··· DATASET ENTRIES
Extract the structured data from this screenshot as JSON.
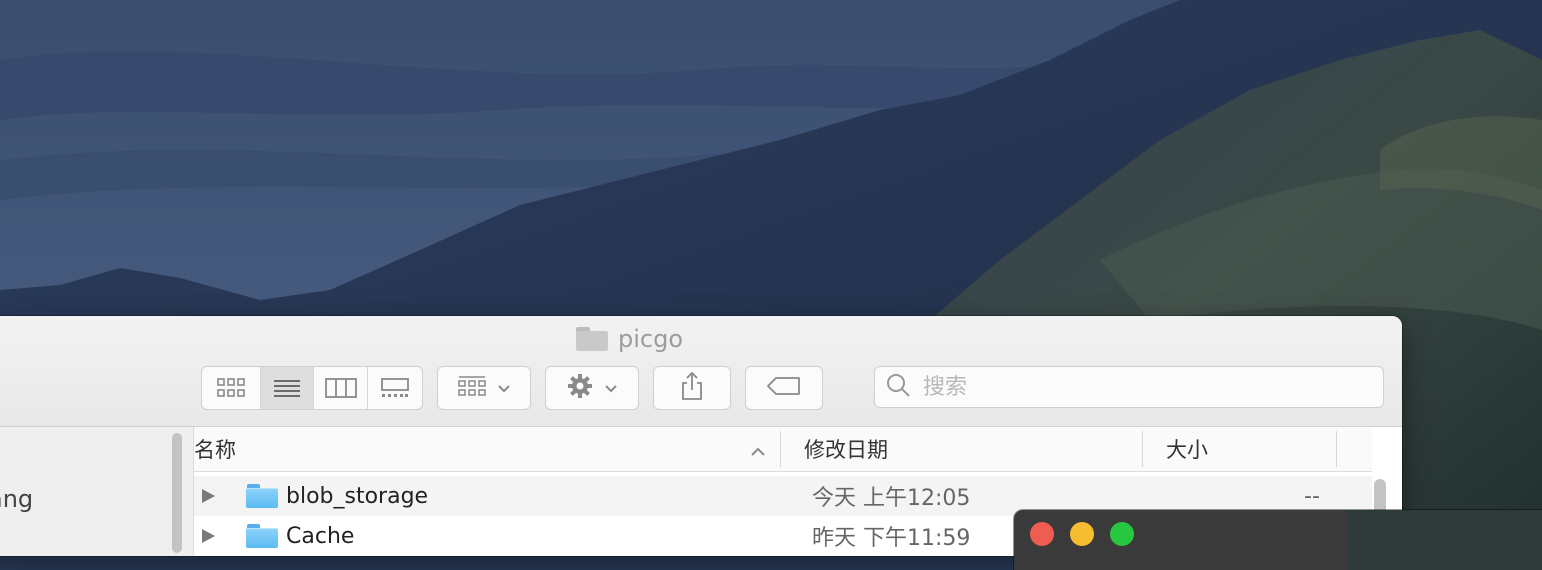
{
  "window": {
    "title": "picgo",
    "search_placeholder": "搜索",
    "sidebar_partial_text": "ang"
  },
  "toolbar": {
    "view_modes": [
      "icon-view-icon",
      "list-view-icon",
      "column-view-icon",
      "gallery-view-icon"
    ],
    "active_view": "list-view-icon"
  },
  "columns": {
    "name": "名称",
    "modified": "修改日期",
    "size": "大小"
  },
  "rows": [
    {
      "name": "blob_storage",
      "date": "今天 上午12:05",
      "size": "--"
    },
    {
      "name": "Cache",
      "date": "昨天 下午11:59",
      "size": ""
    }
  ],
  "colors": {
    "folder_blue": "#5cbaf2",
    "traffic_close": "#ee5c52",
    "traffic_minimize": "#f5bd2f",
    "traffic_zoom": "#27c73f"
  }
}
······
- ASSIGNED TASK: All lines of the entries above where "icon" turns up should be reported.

- WRITTEN RESPONSE:
      "icon-view-icon",
      "list-view-icon",
      "column-view-icon",
      "gallery-view-icon"
    "active_view": "list-view-icon"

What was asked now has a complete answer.